Context of The Epoch Times Operating in China

The Chinese Communist Party (CCP) has worked to silence The Epoch Times since the paper first began publishing in the year 2000, because of its reporting on the human rights record of the Chinese regime and on criticism of the CCP. Shortly after the newspaper’s founding in the United States, 10 staff members working underground in China were jailed and sentenced to prison terms ranging from three to 10 years, for charges like “inciting subversion of the state power.”

In the United States and other countries, Chinese embassies and consulates have worked to try to discourage businesses from advertising with the newspaper. The family members of U.S.-based Epoch Times staff have been threatened in China. There have been numerous instances in which of bundles of newspapers were stolen or destroyed; though the identities of the perpetrators are difficult to verify, these incidents fit a general pattern of harassment by the Chinese regime.
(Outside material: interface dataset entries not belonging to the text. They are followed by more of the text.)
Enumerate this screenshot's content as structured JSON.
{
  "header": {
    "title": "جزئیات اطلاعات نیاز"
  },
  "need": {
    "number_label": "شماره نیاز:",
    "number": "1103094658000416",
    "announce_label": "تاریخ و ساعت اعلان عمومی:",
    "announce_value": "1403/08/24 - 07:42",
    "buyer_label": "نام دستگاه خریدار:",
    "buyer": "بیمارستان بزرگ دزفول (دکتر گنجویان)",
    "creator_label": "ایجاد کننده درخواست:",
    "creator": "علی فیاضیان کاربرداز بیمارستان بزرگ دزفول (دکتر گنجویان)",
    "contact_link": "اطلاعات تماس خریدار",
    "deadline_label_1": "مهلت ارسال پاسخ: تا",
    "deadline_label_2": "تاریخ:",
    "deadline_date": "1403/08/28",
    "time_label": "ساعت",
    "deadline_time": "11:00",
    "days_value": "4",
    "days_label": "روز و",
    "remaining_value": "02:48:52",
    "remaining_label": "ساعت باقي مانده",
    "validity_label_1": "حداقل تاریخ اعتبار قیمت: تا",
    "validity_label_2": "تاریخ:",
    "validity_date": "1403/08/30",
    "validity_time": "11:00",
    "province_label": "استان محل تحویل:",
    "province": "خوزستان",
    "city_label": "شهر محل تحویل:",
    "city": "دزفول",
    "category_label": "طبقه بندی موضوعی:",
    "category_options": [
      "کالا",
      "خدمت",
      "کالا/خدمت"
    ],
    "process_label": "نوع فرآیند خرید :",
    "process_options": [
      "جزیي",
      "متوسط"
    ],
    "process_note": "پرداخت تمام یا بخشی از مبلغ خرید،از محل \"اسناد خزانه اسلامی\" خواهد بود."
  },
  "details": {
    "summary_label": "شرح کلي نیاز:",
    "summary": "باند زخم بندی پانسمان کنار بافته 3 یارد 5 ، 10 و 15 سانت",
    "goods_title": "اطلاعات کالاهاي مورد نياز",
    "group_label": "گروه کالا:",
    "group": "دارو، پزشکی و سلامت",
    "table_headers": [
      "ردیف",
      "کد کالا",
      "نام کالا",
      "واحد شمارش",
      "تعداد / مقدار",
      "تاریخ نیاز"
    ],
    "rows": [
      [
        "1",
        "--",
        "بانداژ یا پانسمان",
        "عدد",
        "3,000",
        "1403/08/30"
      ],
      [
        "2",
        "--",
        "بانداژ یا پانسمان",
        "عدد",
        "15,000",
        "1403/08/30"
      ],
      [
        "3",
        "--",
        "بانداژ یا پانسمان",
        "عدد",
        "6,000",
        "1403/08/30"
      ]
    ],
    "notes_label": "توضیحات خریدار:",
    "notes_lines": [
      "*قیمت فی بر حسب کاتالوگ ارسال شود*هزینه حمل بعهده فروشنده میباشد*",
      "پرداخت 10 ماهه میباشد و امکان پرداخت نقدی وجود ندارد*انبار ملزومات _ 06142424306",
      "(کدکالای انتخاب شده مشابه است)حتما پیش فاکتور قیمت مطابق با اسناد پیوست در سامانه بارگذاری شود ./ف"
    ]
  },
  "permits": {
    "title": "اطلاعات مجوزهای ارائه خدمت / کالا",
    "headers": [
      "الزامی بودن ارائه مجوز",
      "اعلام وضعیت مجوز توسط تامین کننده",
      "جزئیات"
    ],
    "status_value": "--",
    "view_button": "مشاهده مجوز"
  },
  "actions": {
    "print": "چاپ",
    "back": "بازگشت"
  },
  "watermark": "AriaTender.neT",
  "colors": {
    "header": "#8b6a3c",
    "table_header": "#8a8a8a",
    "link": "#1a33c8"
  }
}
Recent examples in Hong Kong are illustrative. Ms. Lu, the Hong Kong edition’s circulation manager, said that in April, a popular convenience store in Hong Kong tore up a contract for selling The Epoch Times under pressure from the CCP, despite that sales of the newspaper had exceeded the contract requirements. Lu also said there have been incidents of intimidation of journalists from time to time.

The arson on the 19th is the fourth attack on The Epoch Times’ print shop in Hong Kong. In February 2006, thugs broke in and attempted to smash the printers. In October 2012, thugs attempted to break in but could not smash open the gate. In December 2012, seven men carrying multiple toolboxes appeared and began attempting to break through the gate. They fled after police were called.

The protests in Hong Kong have been an attempt to defend the fundamental liberties of the people of Hong Kong. The people of Hong Kong feel that if they don’t protest now, the CCP will force its tyranny over this formerly free city.

We appreciate the international organizations that expressed concern about the recent arson attack against The Epoch Times, notably the Committee to Protect Journalists and Reporters Without Borders.

This attack on The Epoch Times was an attempt to deny to the Hong Kong people a free press.

For more information please contact: press@epochtimes.nyc